The future of search engine optimization is uncertain right now. Google is experimenting with personalization, and the need for quality, engaging, and usable content is becoming more important than ever.
One part of a site’s usability is the ease with which a user can find desired content. A common way to make this easier, is site search, which Google itself happily provides.
Google Site Search is nothing new, but it is how you use it that really makes the difference. Google itself has provided some design advice for use of Google Site Search to capitalize on its potential. Google Software Engineer Nicholas Weininger offers the following tips:
1. Make your search box easy to find
2. Make sure search is always available
3. Customize the appearance of search to fit your site
5. Be open to feedback
6. Learn what users are looking for
7. Let visitors know who’s got your back
The first one is pretty self-explanatory. With regards to the second one, making sure search is always available, make sure you have a search box on every page of your site. Don’t make them have to hunt around to find it again, because they might just choose to leave the site and pursue what they’re looking for by other means.
Number 3, customizing the appearance, means that your search box doesn’t have to look just like Google. It should flow well with the rest of your site design, but tying in number 7, a “powered by Google” logo next to the search bar might not be a bad idea, because people know and trust Google as being a helpful search engine.
Numbers 4,5, and 6 really all go hand in hand. Sometimes it pays to experiment and find out what works best. Ask for feedback on your site search. Dissatisfied users will usually be happy to let you know what they don’t like, and these are the opinions you should really value, because they can help you see where you need to make improvements. I delved into this concept a little more in this SmallBusinessNewz article.

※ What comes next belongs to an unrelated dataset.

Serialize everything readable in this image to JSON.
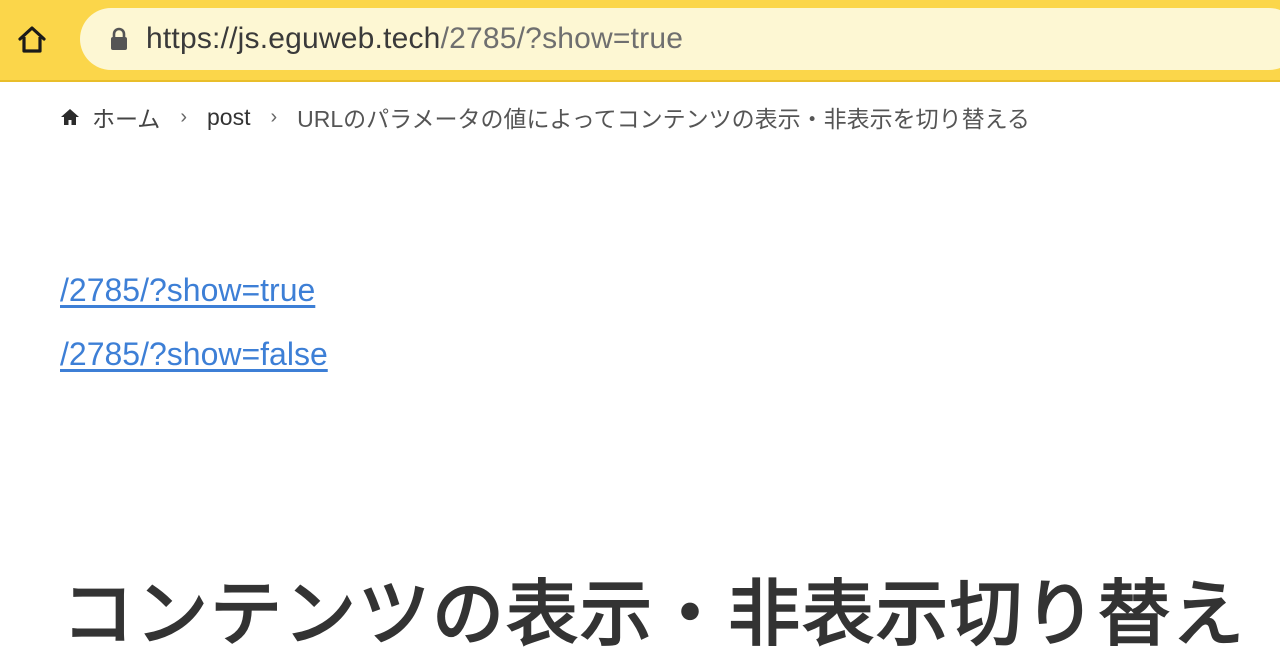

“To help get users where they’re going, it’s always good to provide a ‘Didn’t find what you were looking for?’ link at the bottom of your search results to allow your site visitors to contact you,” says Weininger. “Additionally, Google Analytics can help you track what users are searching for at a macro-level, and what they are and aren’t finding in the process.” You can use that information in your efforts to optimize your content for your own internal search engine.
In the long run, usability can ultimately contribute to conversions. You are likely to have a lower bounce rate if your site is more user-friendly. And when users can easily find what they are looking for, they are more likely to convert. For more on effective ways to use Site Search, check out this article.